When we think of vaccinations, we typically think of young children. But, vaccinations aren’t just for kids, adults need vaccines too.  

Every year in the United States, thousands of adults become seriously ill and are hospitalized because of diseases that vaccines can help prevent. In fact, influenza (flu) and pneumonia are a leading cause of death in older adults. Vaccines also protect your family, friends and others around you from becoming ill, as many vaccine-preventable infections can spread from person to person.

Some vaccines are recommended for adults at specific ages and are determined by various factors, including: age, lifestyle, health condition and which vaccines you have received during your life. Some of the vaccines recommended for adults include the following:

Influenza (flu) - The flu is usually mild in younger people, but it can be life-threatening in older adults. Because there are different strains of the virus, the US Centers for Disease Control and Prevention (CDC) recommends a yearly flu vaccine for everyone 6 months and older.

Tetanus, Diphtheria and Pertussis -  Every adult should get the Tdap vaccine once if they did not receive it as an adolescent to protect against pertussis (whooping cough), and then a Td (tetanus, diphtheria) booster shot every 10 years. 

Shingles – The Shingles vaccine protects against shingles and the complications from the disease.
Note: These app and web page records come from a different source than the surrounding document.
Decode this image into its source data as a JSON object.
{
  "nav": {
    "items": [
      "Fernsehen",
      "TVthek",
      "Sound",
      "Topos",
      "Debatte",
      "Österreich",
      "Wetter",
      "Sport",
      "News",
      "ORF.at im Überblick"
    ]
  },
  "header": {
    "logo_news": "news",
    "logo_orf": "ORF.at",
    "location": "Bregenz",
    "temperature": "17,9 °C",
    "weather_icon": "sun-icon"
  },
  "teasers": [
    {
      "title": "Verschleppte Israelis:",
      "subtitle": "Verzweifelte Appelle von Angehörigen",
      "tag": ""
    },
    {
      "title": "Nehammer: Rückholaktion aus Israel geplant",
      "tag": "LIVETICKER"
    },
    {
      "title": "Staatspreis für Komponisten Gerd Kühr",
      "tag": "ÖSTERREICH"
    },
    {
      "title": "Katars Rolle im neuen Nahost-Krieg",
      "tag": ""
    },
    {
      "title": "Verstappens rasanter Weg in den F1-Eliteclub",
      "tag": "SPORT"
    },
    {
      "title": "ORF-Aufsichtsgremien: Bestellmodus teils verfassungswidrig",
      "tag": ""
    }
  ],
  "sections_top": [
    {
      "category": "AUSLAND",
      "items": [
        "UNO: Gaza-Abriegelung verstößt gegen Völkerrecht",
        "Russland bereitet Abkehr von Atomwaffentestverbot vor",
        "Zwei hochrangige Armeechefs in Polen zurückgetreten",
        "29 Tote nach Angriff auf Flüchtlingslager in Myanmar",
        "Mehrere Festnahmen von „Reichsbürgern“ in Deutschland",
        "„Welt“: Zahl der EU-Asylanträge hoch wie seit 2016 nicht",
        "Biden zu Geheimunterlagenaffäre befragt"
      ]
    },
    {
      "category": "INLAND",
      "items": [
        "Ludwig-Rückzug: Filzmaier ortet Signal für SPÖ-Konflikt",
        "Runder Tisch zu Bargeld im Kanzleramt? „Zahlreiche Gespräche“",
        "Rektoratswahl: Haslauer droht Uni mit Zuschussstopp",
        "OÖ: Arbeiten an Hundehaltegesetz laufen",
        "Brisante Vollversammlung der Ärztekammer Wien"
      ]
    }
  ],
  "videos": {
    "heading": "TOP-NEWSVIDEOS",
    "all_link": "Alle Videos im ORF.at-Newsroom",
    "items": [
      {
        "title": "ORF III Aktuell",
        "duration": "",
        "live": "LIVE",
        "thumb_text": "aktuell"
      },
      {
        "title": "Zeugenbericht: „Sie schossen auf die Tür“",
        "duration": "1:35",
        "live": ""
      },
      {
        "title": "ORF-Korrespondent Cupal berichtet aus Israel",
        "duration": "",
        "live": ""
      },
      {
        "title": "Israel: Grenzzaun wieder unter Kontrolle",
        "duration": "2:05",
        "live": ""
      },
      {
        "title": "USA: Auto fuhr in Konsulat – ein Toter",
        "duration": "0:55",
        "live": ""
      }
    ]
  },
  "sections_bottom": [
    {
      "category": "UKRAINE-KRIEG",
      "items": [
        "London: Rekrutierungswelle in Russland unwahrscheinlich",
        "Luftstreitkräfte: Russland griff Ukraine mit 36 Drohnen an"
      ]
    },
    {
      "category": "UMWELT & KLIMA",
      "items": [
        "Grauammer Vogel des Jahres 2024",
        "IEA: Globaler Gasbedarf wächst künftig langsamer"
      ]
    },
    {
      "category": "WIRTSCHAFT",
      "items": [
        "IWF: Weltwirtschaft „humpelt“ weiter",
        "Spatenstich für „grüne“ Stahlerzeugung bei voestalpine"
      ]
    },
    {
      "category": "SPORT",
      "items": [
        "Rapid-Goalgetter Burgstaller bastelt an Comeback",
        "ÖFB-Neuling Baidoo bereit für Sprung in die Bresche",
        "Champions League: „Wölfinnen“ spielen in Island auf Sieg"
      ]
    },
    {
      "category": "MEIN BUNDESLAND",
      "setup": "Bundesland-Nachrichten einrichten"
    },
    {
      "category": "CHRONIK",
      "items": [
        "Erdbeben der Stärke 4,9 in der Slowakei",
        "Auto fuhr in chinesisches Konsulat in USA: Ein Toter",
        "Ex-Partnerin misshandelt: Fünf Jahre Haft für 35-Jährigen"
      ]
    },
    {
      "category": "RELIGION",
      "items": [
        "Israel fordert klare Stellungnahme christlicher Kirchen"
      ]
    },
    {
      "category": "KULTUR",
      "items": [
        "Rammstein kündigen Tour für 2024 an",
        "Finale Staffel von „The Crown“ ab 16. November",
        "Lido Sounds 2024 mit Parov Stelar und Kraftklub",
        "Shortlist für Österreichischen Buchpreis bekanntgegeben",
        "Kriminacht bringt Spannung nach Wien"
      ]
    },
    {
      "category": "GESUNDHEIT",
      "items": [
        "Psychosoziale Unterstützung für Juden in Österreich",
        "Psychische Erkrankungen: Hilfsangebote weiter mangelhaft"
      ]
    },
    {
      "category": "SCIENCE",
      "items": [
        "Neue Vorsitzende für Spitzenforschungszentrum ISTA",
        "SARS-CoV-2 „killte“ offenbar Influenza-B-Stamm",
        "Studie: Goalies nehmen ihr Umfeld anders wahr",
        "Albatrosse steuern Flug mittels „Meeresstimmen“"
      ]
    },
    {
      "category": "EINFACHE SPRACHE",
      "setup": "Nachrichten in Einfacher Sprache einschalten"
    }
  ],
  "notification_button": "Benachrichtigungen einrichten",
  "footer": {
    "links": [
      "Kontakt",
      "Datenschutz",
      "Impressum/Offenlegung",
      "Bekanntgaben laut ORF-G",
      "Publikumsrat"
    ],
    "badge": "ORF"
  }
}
It is recommended for healthy adults 50 years and older.

Pneumococcal - Most people associate pneumococcal disease with the lung disease pneumonia, but it can also cause meningitis (inflammation of the meninges that protects the spinal cord and brain), and infections of the blood, middle ear and sinuses.

It is recommended that people 65 years and older get the pneumococcal vaccine, and adults younger than 65 years who have certain chronic health conditions.

Getting vaccinated is one of the safest ways to protect your health. You can get most vaccines at your healthcare provider’s office, pharmacies, community health clinics and health department. It is also very important to talk with your primary care physician about the different vaccines and which ones are best for you.

By: Meredith Koomson, MD, Phoebe Primary Care Physician